• **TASK INSTRUCTIONS**
All entries shown below should be duplicated character for character.
---- MATERIAL FOR THIS TASK
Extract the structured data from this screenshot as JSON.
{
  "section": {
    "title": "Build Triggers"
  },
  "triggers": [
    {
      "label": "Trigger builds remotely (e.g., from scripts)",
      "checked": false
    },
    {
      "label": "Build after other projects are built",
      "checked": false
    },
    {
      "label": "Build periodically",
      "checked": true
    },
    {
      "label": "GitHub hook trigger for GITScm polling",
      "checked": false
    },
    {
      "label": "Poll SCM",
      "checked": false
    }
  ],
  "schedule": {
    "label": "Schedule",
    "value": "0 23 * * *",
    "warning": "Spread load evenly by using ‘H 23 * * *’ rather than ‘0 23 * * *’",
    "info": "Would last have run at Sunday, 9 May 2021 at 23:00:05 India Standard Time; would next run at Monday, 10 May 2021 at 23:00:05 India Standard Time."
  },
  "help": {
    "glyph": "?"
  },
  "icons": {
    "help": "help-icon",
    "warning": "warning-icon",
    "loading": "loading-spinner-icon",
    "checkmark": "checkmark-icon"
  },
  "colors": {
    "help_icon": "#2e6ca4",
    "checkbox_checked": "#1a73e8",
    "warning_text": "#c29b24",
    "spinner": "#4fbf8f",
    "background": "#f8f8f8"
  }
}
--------
• **EXERCISE OUTPUT**
Extract the structured data from this screenshot as JSON.
{
  "section": {
    "title": "Build Triggers"
  },
  "triggers": [
    {
      "label": "Trigger builds remotely (e.g., from scripts)",
      "checked": false
    },
    {
      "label": "Build after other projects are built",
      "checked": false
    },
    {
      "label": "Build periodically",
      "checked": true
    },
    {
      "label": "GitHub hook trigger for GITScm polling",
      "checked": false
    },
    {
      "label": "Poll SCM",
      "checked": false
    }
  ],
  "schedule": {
    "label": "Schedule",
    "value": "0 23 * * *",
    "warning": "Spread load evenly by using ‘H 23 * * *’ rather than ‘0 23 * * *’",
    "info": "Would last have run at Sunday, 9 May 2021 at 23:00:05 India Standard Time; would next run at Monday, 10 May 2021 at 23:00:05 India Standard Time."
  },
  "help": {
    "glyph": "?"
  },
  "icons": {
    "help": "help-icon",
    "warning": "warning-icon",
    "loading": "loading-spinner-icon",
    "checkmark": "checkmark-icon"
  },
  "colors": {
    "help_icon": "#2e6ca4",
    "checkbox_checked": "#1a73e8",
    "warning_text": "#c29b24",
    "spinner": "#4fbf8f",
    "background": "#f8f8f8"
  }
}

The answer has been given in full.